Report the count, and only the count, of lines in the records that include the word "icon".

[Start of section]

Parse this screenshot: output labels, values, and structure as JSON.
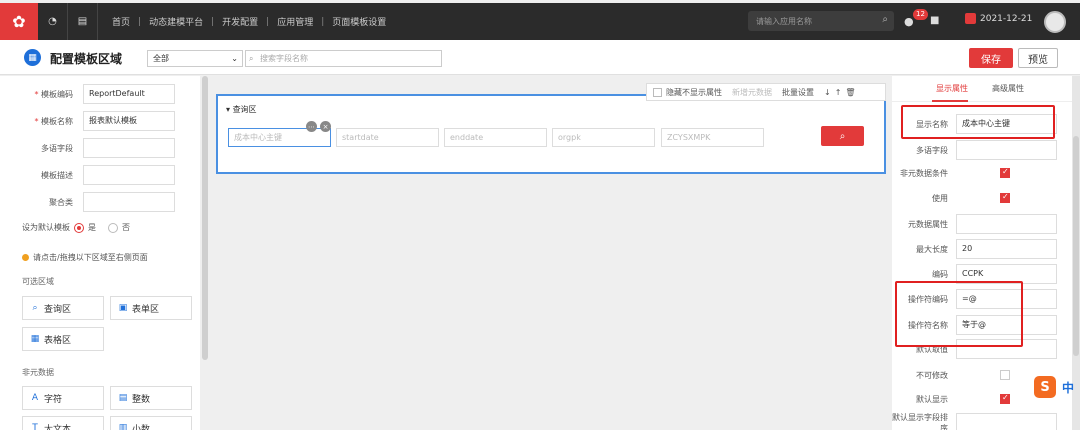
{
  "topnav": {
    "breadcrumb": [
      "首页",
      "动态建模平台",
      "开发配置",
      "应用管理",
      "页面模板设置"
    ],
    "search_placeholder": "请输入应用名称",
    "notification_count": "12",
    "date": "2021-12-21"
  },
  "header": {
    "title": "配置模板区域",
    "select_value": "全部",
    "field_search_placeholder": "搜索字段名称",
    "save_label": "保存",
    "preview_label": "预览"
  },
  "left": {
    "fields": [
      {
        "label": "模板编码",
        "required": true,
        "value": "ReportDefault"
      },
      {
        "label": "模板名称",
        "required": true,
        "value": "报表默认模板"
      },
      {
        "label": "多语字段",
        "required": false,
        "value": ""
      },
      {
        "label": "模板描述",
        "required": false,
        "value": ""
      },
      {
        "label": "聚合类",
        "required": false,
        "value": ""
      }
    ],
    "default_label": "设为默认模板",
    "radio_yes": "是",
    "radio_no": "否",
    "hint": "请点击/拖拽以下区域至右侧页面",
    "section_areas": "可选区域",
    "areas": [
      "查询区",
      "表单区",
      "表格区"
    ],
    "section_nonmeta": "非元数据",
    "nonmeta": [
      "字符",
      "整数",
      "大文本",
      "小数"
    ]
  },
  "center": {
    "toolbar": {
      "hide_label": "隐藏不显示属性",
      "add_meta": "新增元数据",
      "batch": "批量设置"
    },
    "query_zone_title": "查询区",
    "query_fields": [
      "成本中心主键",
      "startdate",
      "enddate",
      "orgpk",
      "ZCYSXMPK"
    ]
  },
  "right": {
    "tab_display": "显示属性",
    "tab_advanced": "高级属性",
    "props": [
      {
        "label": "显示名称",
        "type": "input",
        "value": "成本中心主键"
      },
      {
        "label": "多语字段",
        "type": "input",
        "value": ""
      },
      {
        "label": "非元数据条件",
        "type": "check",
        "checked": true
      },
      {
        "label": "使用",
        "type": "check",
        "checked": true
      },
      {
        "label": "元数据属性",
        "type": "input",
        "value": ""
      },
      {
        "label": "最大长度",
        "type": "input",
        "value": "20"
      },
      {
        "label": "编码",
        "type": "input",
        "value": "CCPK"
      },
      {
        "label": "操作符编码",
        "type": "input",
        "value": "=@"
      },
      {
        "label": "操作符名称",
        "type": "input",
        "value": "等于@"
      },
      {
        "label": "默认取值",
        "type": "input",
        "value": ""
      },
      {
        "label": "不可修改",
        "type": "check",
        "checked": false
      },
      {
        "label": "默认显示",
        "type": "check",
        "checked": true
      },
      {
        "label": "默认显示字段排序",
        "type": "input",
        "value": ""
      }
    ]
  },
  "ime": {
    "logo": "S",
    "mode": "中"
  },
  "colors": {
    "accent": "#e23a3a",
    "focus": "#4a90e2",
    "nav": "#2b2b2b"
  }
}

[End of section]
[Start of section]

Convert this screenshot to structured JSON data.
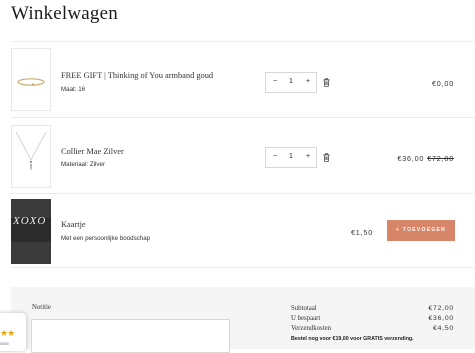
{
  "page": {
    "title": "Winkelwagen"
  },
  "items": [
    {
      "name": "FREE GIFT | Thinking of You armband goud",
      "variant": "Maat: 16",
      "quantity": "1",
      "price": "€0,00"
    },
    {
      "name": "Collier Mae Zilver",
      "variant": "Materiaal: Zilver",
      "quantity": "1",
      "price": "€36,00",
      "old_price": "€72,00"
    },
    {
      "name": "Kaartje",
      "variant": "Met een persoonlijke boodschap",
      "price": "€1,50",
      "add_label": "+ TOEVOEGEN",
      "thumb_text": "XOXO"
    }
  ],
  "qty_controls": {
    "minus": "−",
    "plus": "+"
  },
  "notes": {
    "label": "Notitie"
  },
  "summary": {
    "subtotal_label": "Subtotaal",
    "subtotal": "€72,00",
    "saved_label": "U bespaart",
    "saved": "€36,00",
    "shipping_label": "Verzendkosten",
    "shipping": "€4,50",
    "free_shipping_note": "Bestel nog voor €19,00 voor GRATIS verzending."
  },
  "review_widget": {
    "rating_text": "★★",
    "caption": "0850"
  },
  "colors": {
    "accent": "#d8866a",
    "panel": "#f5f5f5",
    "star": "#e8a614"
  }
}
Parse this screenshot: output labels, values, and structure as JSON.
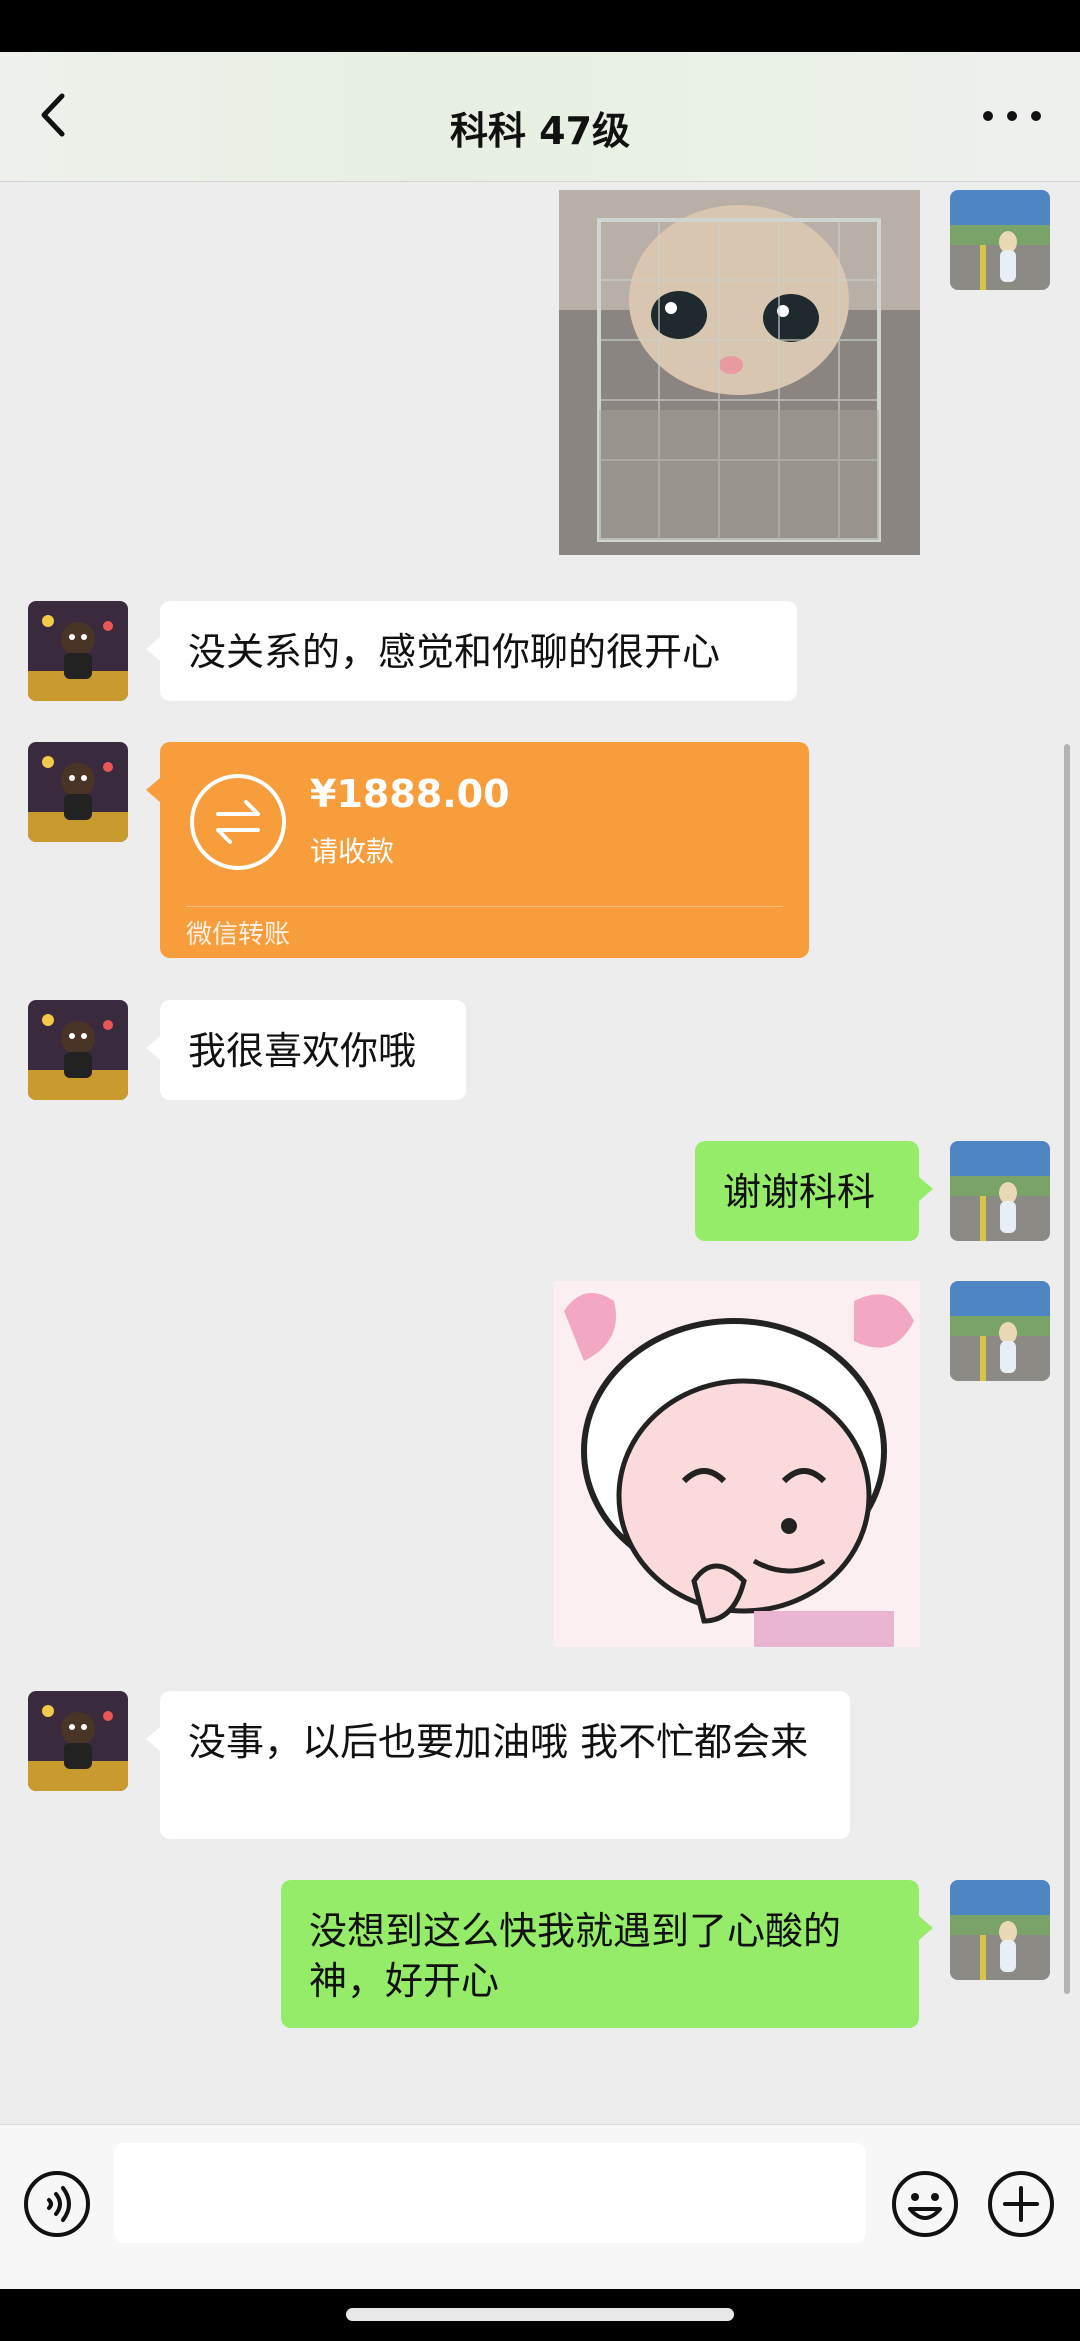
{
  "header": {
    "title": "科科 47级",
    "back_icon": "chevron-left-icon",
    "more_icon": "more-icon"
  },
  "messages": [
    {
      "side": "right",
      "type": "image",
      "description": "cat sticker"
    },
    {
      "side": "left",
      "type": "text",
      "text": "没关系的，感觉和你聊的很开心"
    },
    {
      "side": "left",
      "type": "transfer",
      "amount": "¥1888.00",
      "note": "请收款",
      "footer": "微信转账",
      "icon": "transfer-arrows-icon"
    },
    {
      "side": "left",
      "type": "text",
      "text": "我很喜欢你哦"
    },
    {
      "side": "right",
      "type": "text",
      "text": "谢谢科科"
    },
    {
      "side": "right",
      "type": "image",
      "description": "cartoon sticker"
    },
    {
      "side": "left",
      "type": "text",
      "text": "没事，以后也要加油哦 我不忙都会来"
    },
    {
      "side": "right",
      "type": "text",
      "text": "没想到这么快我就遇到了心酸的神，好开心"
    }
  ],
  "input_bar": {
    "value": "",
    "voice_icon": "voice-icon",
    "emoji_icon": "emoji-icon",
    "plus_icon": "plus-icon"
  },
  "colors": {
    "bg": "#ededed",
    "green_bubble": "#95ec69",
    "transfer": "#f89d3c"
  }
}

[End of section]

Exercise output >>
6